9. Euribor-OIS Spread – The Euribor-OIS spread (the difference between the euro interbank lending rate and overnight indexed swaps) measures bank counterparty risk in the Eurozone. The OIS is analogous to the effective Fed Funds rate in the United States. Banks lending at the OIS do not swap principal, so counterparty risk in the OIS is minimal. By contrast, the Euribor rate is the rate offered for unsecured interbank lending. Thus, the spread between the two isolates counterparty risk. The Euribor-OIS spread widened by 2 bps to 16 bps.
10. Chinese Interbank Rate (Shifon Index) – The Shifon Index rose 19 basis points last week, ending the week at 2.5% versus last week’s print of 2.31%. The Shifon Index measures banks’ overnight lending rates to one another, a gauge of systemic stress in the Chinese banking system.
11. Chinese Steel – Steel prices in China rose 0.2% last week, or 5 yuan/ton, to 3337 yuan/ton. We use Chinese steel rebar prices to gauge Chinese construction activity, and, by extension, the health of the Chinese economy.
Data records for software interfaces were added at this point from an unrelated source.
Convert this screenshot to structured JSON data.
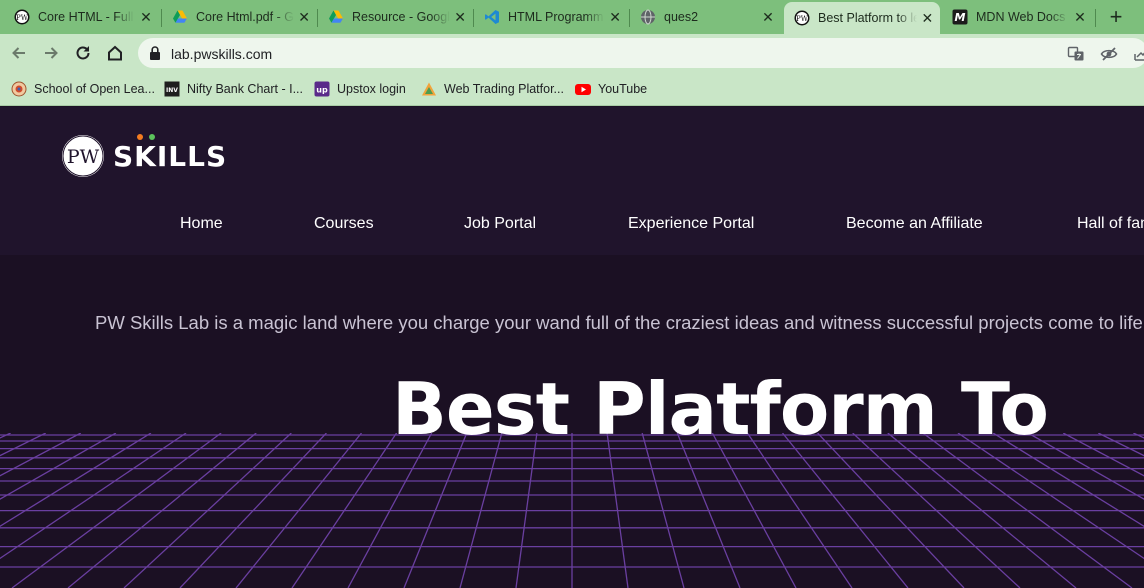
{
  "browser": {
    "tabs": [
      {
        "title": "Core HTML - Full",
        "icon": "pwskills-favicon-icon"
      },
      {
        "title": "Core Html.pdf - Google Drive",
        "icon": "google-drive-icon"
      },
      {
        "title": "Resource - Google Drive",
        "icon": "google-drive-icon"
      },
      {
        "title": "HTML Programming",
        "icon": "vscode-icon"
      },
      {
        "title": "ques2",
        "icon": "globe-icon"
      },
      {
        "title": "Best Platform to learn",
        "icon": "pwskills-favicon-icon",
        "active": true
      },
      {
        "title": "MDN Web Docs",
        "icon": "mdn-icon"
      }
    ],
    "new_tab_label": "+",
    "close_glyph": "✕",
    "url": "lab.pwskills.com",
    "bookmarks": [
      {
        "label": "School of Open Lea...",
        "icon": "school-seal-icon"
      },
      {
        "label": "Nifty Bank Chart - I...",
        "icon": "investing-icon"
      },
      {
        "label": "Upstox login",
        "icon": "upstox-icon"
      },
      {
        "label": "Web Trading Platfor...",
        "icon": "trading-platform-icon"
      },
      {
        "label": "YouTube",
        "icon": "youtube-icon"
      }
    ],
    "favicon_text": {
      "investing": "INV",
      "upstox": "up",
      "mdn": "M"
    }
  },
  "site": {
    "logo_mark_text": "PW",
    "logo_word": "SKILLS",
    "nav": [
      {
        "label": "Home"
      },
      {
        "label": "Courses"
      },
      {
        "label": "Job Portal"
      },
      {
        "label": "Experience Portal"
      },
      {
        "label": "Become an Affiliate"
      },
      {
        "label": "Hall of fame"
      }
    ],
    "tagline": "PW Skills Lab is a magic land where you charge your wand full of the craziest ideas and witness successful projects come to life",
    "hero_title": "Best Platform To"
  },
  "colors": {
    "tab_strip": "#7dbf7c",
    "toolbar": "#c9e6c7",
    "site_background": "#1b1023",
    "header_background": "#20142c",
    "grid_line": "#6a3fa0",
    "logo_dot_orange": "#f47c20",
    "logo_dot_green": "#5cc35c"
  }
}
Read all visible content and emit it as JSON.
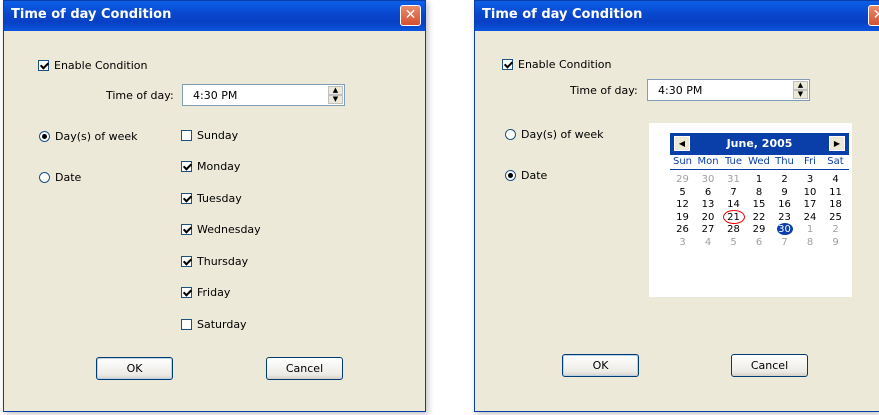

12. 2-10 Spread – Last week the 2-10 spread tightened to 216 bps, -7 bps tighter than a week ago. We track the 2-10 spread as an indicator of bank margin pressure.
13. XLF Macro Quantitative Setup – Our Macro team's quantitative setup in the XLF shows 0.7% upside to TRADE resistance of $22.14 and 1.2% downside to TRADE support of $21.73.
Joshua Steiner, CFA
Jonathan Casteleyn, CFA, CMT